The coastal plains of Georgia and the Carolinas have the highest rate of stroke deaths in the nation, with middle-age people twice as likely as those in the rest of the country to die that way, a study found.
Scientists have known since the 1960s that the three states and five others in the Southeast have higherthan-average death rates from stroke. Dubbed the “Stroke Belt,” the region also includes Tennessee, Arkansas, Louisiana, Mississippi and Alabama.
When investigators at Bowman Gray School of Medicine in Winston-Salem, N.C., tried to find out whether poverty and poor education played a role, they found a zone-within-a-zone of even higher stroke death rates.
They called the 153-county area the “buckle” of the Stroke Belt.

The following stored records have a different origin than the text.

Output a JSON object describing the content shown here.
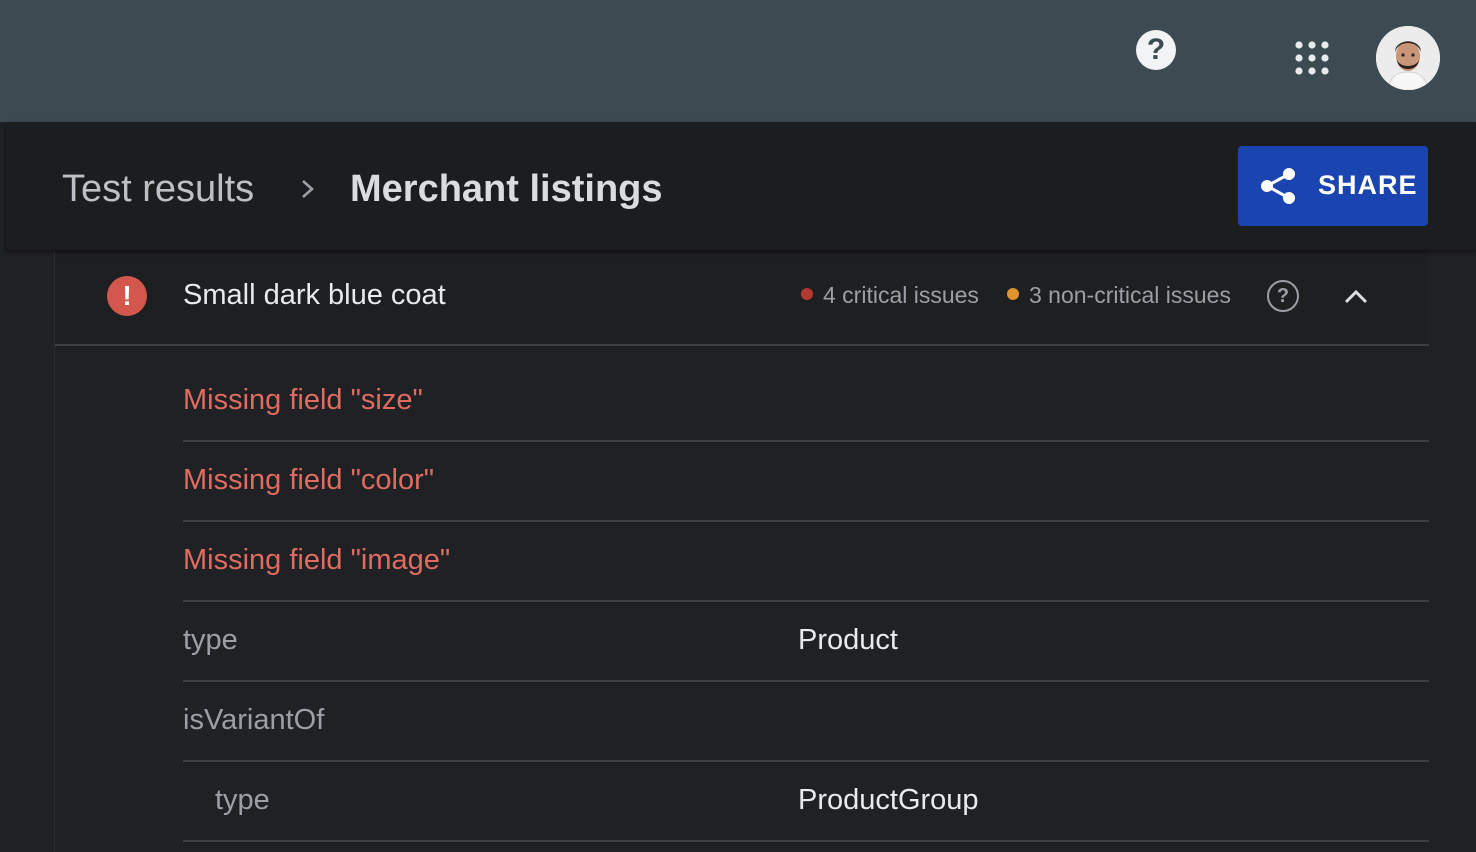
{
  "topbar": {
    "help_glyph": "?",
    "help_icon": "help-circle-icon",
    "apps_icon": "apps-grid-icon",
    "avatar_icon": "user-avatar"
  },
  "breadcrumb": {
    "parent": "Test results",
    "separator_icon": "chevron-right-icon",
    "current": "Merchant listings"
  },
  "share": {
    "label": "SHARE",
    "icon": "share-icon",
    "color": "#1a44b0"
  },
  "item": {
    "title": "Small dark blue coat",
    "status_icon": "error-icon",
    "status_glyph": "!",
    "critical_label": "4 critical issues",
    "critical_color": "#b3382f",
    "noncritical_label": "3 non-critical issues",
    "noncritical_color": "#e0922f",
    "help_glyph": "?",
    "collapse_icon": "chevron-up-icon"
  },
  "errors": [
    "Missing field \"size\"",
    "Missing field \"color\"",
    "Missing field \"image\""
  ],
  "properties": [
    {
      "key": "type",
      "value": "Product"
    },
    {
      "key": "isVariantOf",
      "value": ""
    },
    {
      "key": "type",
      "value": "ProductGroup"
    }
  ],
  "colors": {
    "error_text": "#e06b61",
    "topbar": "#3c4a52",
    "background": "#202124"
  }
}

The rate of stroke deaths in the buckle was 2.1 times higher among people 35 to 54 than the average for the same age group in 42 states outside the Southeast. For people ages 55 to 74, the rate was 1.7 times.

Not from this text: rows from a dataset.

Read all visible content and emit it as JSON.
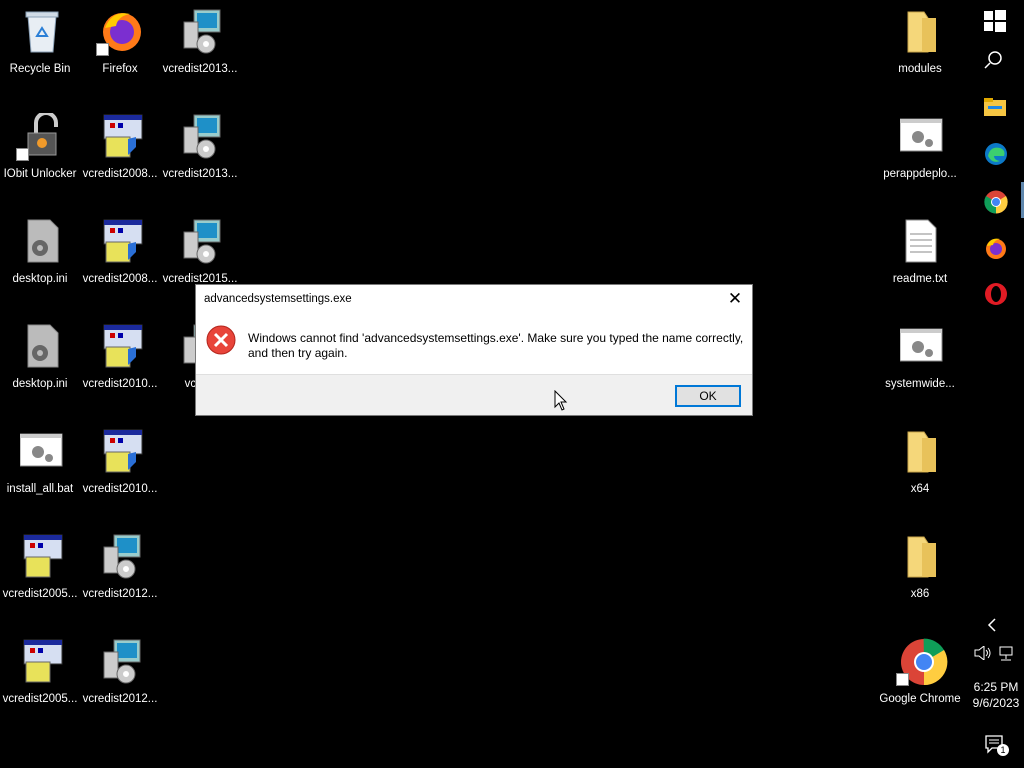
{
  "desktop": {
    "icons_left": [
      {
        "label": "Recycle Bin",
        "icon": "recycle-bin-icon"
      },
      {
        "label": "Firefox",
        "icon": "firefox-icon"
      },
      {
        "label": "vcredist2013...",
        "icon": "installer-icon"
      },
      {
        "label": "IObit Unlocker",
        "icon": "iobit-unlocker-icon"
      },
      {
        "label": "vcredist2008...",
        "icon": "setup-icon"
      },
      {
        "label": "vcredist2013...",
        "icon": "installer-icon"
      },
      {
        "label": "desktop.ini",
        "icon": "settings-file-icon"
      },
      {
        "label": "vcredist2008...",
        "icon": "setup-icon"
      },
      {
        "label": "vcredist2015...",
        "icon": "installer-icon"
      },
      {
        "label": "desktop.ini",
        "icon": "settings-file-icon"
      },
      {
        "label": "vcredist2010...",
        "icon": "setup-icon"
      },
      {
        "label": "vcredi",
        "icon": "installer-icon"
      },
      {
        "label": "install_all.bat",
        "icon": "batch-file-icon"
      },
      {
        "label": "vcredist2010...",
        "icon": "setup-icon"
      },
      {
        "label": "vcredist2005...",
        "icon": "setup-icon"
      },
      {
        "label": "vcredist2012...",
        "icon": "installer-icon"
      },
      {
        "label": "vcredist2005...",
        "icon": "setup-icon"
      },
      {
        "label": "vcredist2012...",
        "icon": "installer-icon"
      }
    ],
    "icons_right": [
      {
        "label": "modules",
        "icon": "folder-icon"
      },
      {
        "label": "perappdeplo...",
        "icon": "batch-file-icon"
      },
      {
        "label": "readme.txt",
        "icon": "text-file-icon"
      },
      {
        "label": "systemwide...",
        "icon": "batch-file-icon"
      },
      {
        "label": "x64",
        "icon": "folder-icon"
      },
      {
        "label": "x86",
        "icon": "folder-icon"
      },
      {
        "label": "Google Chrome",
        "icon": "chrome-icon"
      }
    ]
  },
  "dialog": {
    "title": "advancedsystemsettings.exe",
    "message": "Windows cannot find 'advancedsystemsettings.exe'. Make sure you typed the name correctly, and then try again.",
    "ok_label": "OK",
    "close_glyph": "✕"
  },
  "taskbar": {
    "time": "6:25 PM",
    "date": "9/6/2023",
    "notification_count": "1",
    "apps": [
      "start",
      "search",
      "file-explorer",
      "edge",
      "chrome",
      "firefox",
      "opera"
    ]
  }
}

The National Heart, Lung, and Blood Institute funded the study, published in today’s issue of Stroke, a journal of the Dallas-based American Heart Association. The researchers got their data from death records and the census.
Scientists believe the higher death rates are somehow connected to quality of life because they occur in counties with lower-than-average family income and education.
But the Bowman Gray team found that less than 16 percent of the additional risk in the Stroke Belt could be explained by lower socioeconomic status.